A jury selected a design by sculptor Wilhelm Wandschneider of Berlin. Busch was appalled by the jury’s selection and the controversy over the nudity in the statue prompted great debates. The sculptor refused Busch’s request that the figure be draped.
The jury voted 14 to 12 to accept the original design but said the nude figure should be made of a material other than white marble, to de-emphasize the nudity. The figure is made of bronze.
The statue is a nude figure of a woman seated on a stone bench with arms outstretched, holding torches. The figure symbolizes “Truth” and the torches are for the “enlightenment of Germany and the United States.” The figure of Truth is of bronze in heroic size.
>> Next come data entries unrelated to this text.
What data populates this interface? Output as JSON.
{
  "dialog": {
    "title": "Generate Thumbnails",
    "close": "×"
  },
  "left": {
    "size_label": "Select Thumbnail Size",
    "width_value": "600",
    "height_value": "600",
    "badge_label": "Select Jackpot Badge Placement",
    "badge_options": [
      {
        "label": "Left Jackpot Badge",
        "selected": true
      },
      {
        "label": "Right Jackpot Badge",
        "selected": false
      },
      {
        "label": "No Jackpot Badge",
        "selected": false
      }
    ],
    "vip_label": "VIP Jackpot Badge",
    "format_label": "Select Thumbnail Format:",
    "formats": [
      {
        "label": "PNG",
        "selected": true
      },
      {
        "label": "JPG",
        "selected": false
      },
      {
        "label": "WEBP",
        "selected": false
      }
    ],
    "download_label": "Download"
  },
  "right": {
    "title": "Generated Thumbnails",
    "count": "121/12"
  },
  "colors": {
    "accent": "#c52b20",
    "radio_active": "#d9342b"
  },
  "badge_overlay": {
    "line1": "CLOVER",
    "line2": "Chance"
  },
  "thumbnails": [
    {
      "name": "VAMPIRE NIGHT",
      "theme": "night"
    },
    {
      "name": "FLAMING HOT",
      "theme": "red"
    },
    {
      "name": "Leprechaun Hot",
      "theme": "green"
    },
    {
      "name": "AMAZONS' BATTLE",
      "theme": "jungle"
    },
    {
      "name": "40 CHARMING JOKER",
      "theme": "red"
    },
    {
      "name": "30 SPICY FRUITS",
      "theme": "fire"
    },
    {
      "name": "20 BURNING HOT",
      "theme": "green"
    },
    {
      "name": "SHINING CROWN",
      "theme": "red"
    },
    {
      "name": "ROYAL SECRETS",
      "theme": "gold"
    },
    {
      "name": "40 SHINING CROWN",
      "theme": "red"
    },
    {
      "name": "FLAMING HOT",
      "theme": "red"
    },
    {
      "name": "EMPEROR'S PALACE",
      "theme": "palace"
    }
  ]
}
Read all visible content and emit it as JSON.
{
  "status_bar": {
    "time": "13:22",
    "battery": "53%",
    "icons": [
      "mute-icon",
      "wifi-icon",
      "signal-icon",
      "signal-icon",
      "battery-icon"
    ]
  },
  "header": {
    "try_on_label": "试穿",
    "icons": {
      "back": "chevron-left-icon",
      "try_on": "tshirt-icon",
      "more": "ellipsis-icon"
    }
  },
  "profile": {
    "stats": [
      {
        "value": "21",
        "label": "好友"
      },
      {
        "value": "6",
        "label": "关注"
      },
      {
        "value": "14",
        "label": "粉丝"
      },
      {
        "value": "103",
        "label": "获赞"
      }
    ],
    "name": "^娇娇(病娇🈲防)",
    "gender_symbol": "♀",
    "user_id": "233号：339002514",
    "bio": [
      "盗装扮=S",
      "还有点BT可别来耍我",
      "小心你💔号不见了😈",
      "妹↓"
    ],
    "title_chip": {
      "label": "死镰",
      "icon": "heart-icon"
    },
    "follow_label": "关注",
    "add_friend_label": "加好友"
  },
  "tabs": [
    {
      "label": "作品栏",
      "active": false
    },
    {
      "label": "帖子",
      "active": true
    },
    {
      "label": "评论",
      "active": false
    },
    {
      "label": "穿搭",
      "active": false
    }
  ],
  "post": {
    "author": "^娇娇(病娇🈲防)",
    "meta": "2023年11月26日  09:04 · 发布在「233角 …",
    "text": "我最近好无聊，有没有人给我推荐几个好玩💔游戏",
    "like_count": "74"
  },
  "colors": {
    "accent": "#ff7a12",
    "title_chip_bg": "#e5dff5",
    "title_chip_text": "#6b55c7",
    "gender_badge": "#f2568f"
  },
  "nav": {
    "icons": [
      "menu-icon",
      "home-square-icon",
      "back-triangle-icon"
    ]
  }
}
The eyes are painted as in some bronze figures of the Greeks and as in many modern German statues. The inscription on the back of the shaft in incised lettering expressing the devotion of German-American citizens to the country of their adoption. This inscription is repeated in German.
The memorial was a gift to St Louis by the German-American Alliance and was unveiled on May 27, 1914.
Moving toward the east side of the park, there is a dog park available to members; sadly per the Water Tower & Park Preservation Society website, the dog park is temporarily closed (as of Feb, 2017.
There is a playground and set of swings.
A charming pavilion exists as well.
The park is obviously loved by its neighbors and is in good hands. But, what I would do to improve the current condition and usability of the park would be two things:
1. The tennis courts are in unusable condition. The nets are sagging and the concrete is all cracked and uneven. With all the young people that have recently moved to this part of town, i could really see these courts being used. We don't have tennis courts in this part of town, so I as a resident of nearby Fox Park would come here as well to play.
The good news just keeps on coming for the park. The tennis courts were rebuilt, complete with new nets, lights and sidewalks leading to the courts. This is a fantastic upgrade and the courts are in regular use. Way to go!
2. I'd remove the ivy and weeds from this building:
I'm not exactly sure what this is, but it is surrounded by fence and barbed wire. It is a beautiful building that should be cleaned up.
Trees have been planted throughout the park and the pavilion is in great condition, adding to the overall charm.
This is clearly one of the premier showcase parks in the city park system. Enjoy!